Kenny Maddison suffered injury to his right hand when he was caught in the tugger rope as he worked on the railroad. Kenny was having a car pulled into position on the culm road and rapped for slack which the engine driver gave him but tightened up suddenly and caught Maddison’s hand. He was rushed to the hospital for treatment.
Women’s overshoes in fawn, brown and black were being sold by Sprague’s for $1.75 pair. Two pair of silk hose could be bought for $1.00.
The Record recorded the death of Daniel McLeod, a pioneer and outstanding citizen of Springhill. He was 80 years of age. When the town was incorporated in 1888 Mr. McLeod was offered the position of Town Clerk, a position he filled for 35 years when failing health necessitated his retirement in August 1923. At one time Mr. McLeod published the “Cumberland Star.” He also served in the provincial legislature.
A big Fairchild 71 plane, carrying mail from the Magdalene Islands landed on the lake at Parrsboro. The crew got lost in a haze and after two hours landed in Parrsboro.
Roof Fire Quickly Extinguished
A roof fire at the home of Mr. Harry Silvea, Herrett Road, about 1:30 Tuesday afternoon was quickly extinguished with the help of neighbors.
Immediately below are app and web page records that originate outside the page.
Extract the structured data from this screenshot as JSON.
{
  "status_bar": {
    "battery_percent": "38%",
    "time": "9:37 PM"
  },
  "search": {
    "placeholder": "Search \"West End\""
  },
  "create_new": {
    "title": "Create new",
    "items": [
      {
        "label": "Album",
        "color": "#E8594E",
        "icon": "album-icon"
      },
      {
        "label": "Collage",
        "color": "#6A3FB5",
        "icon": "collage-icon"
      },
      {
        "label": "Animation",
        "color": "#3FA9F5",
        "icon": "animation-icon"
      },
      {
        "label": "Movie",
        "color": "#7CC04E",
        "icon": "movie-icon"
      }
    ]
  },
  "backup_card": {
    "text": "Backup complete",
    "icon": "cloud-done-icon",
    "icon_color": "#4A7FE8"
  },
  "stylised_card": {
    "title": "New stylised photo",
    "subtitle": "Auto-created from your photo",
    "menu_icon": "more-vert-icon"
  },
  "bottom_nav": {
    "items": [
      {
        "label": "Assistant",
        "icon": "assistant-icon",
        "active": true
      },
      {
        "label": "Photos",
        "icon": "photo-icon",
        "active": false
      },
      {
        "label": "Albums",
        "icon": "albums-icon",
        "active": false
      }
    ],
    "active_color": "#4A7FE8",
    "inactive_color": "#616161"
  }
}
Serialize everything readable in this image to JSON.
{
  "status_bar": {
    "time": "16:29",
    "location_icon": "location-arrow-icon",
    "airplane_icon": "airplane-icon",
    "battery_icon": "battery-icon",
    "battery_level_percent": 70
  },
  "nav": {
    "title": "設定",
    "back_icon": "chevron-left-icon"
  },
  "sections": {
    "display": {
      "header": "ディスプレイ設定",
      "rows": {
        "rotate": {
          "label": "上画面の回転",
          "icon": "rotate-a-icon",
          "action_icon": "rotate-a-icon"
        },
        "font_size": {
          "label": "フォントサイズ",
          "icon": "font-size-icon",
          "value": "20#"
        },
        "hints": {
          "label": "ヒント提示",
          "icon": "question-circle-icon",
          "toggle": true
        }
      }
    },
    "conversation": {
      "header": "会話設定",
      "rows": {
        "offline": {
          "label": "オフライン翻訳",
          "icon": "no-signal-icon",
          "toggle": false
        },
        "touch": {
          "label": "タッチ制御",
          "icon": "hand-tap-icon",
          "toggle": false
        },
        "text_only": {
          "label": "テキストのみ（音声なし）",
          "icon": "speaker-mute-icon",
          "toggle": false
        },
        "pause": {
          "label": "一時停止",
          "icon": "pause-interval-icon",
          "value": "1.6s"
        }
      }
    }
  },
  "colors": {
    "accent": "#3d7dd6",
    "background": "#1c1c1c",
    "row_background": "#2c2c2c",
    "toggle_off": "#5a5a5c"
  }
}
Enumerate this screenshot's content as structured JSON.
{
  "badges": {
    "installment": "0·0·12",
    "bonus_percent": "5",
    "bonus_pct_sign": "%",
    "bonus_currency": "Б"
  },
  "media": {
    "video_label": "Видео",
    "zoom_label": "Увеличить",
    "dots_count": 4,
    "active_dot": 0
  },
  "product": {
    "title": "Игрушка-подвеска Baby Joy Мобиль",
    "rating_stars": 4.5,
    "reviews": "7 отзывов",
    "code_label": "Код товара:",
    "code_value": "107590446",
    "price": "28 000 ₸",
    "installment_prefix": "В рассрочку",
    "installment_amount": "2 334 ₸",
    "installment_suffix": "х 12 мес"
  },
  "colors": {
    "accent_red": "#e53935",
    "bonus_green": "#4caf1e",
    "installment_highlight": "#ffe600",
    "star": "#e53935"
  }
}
Although the fire department responded to the fire call with their usual alacrity, the fire was out by the time they arrived on the scene.
It was thought that the fire was caused by sparks from the chimney, which lodged in the shingles and were quickly fanned into flame by the prevailing high wind. According to a member of the fire brigade, damage was restricted to a patch of shingles about six feet square.
The fire department made a fast run to the scene being out on the road in two minutes.
Pat Crowe is a member of the Springhill Heritage Group. To learn more or read past article of the Heritage Corner, visit www.springhillheritage.ca.